Will the Arab Spring Transform Arabic Publishing?

In Discussion by Edward Nawotka

It is clear Egyptian and other Arab publishers are beginning to exercise their new freedoms. Many hope their example will inspire a transformation of Arabic publishing.

By Edward Nawotka

Today’s feature story announces the launch of Swallow Editions, a new press led by Syrian writer-in-exile Rafik cShami to promote Arabic writing to an English language audience.

Describing his motivation, Schami noted that the new generation of Arab writers were freed by the internet:

. . . this new generation is able to resist; the internet liberated it. The [Arab] governments underestimated how clued in this generation is, it smells freedom through the Internet. They were afraid at first but when they learned that they could be quicker than the secret service they lost their fear, and when people lose their fear then it is dangerous for a government.

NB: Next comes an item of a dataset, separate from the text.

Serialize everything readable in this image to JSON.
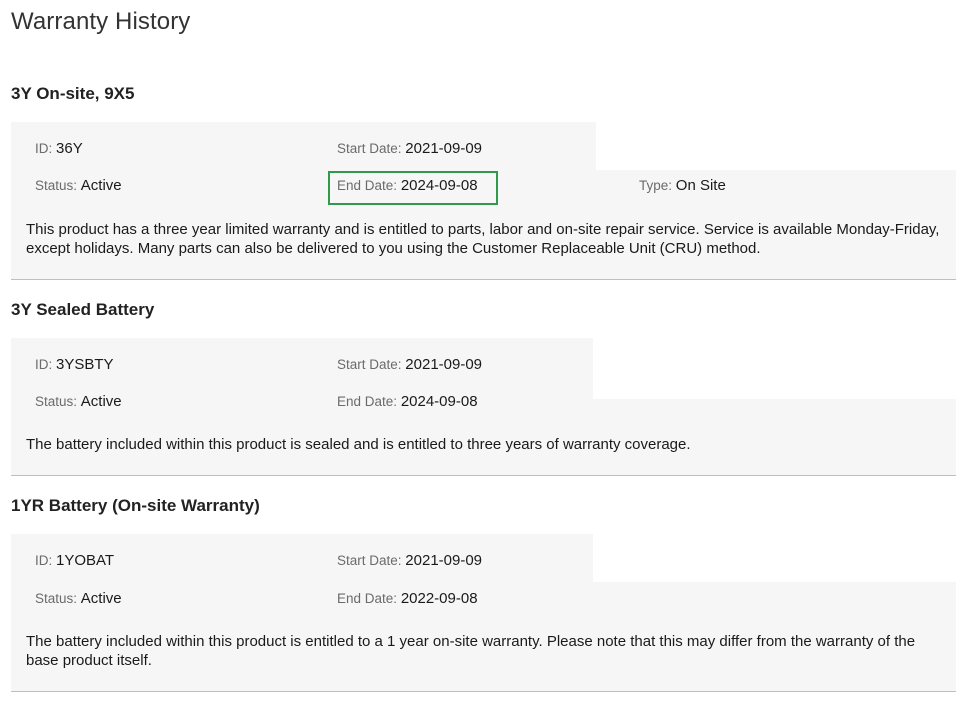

Schami’s pronouncement comes in the wake of several new publishing endeavors hailing from the Middle East inspired by the Arab Spring, including the launch of 18 Days — a graphic novel about the Egyptian revolution and¬†the first in a series of new¬†graphic novels featuring Arab heroes — and Egyptian house’s Dar Merit’s new publishing plan “focused on freedom.”

It is clear Egyptian and other Arab publishers are beginning to exercise their new freedoms. Will their example inspire a whole scale transformation of Arabic publishing? And will the West pay attention and support them?

Let us know what you think in the comments.

About the Author

Edward Nawotka

A widely published critic and essayist, Edward Nawotka serves as a speaker, educator and consultant for institutions and businesses involved in the global publishing and content industries. He was also editor-in-chief of Publishing Perspectives since the launch of the publication in 2009 until January 2016.